Chinese Communes by Soviet Survey
The China Quarterly by Congress For Cultural Freedom
Economic Development of Communist China by T. J. Hughes and D. E. Luard: O.U.P. 22/6d.
a spectre haunts Chinese studies: the spectre of Stalinism. Time and time again, events in Communist China are described in terms of a model built on the following argument: if the criteria for Communist totalitarian government are necessarily an all-embracing ideology, a monopoly of political power, arms and secret police and a centrallyoperated economy, then China, satisfying these criteria, is a totalitarian country. Unsatisfied by this conclusion, the commentators have gone on to assert that China is nothing but another version of Stalinism, with the (oftenoutspoken) implication that we have mistakenly supposed Chinese Communism to be something different.
“Any illusions of 1949,” writes Professor Kirby in the new China Quarterly,” as to China being, or likely to become, a deviant or special model of Communism are largely dispelled. In its internal mechanics . . . the Chinese Communist State appears ex post (what many did not expect ex ante) to be of strict Communist form—the Russian and Czechoslovakian, not the Polish, let alone the Jugoslavian”.
The model is a familiar one, with a well-known family of expressions, concepts and images, a definite range of reference and a well-defined starting point for speculation. Proponents of the model include Mr. G. F. Hudson, Mr. Victor Zorza, Professor Richard Walker, Saturn, Problems of Communism and Friends of Free China Association.

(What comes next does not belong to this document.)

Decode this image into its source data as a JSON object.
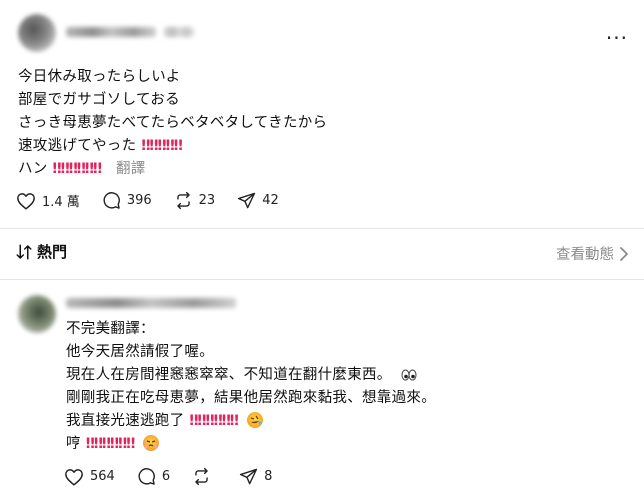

The application of the Stalinist model to China has some basis in fact. There are enough similarities between the Soviet Union and China—for example, in the use of FiveYear Plans, the economic ministries, the planning mechanisms, the structure, functions and aims of the Communist Party—to suggest other parallels. Nor is there anything necessarily vicious in approaching the subject of Communist China with the question: To what extent do actual explanations of what is going on in China approximate to the structure of the Stalinist model? The dangers are that more will sometimes be read into specific events than they can bear, and that important features that are there will pass unnoticed. For the sake of Chinese studies, however, it would be better to bury the model altogether.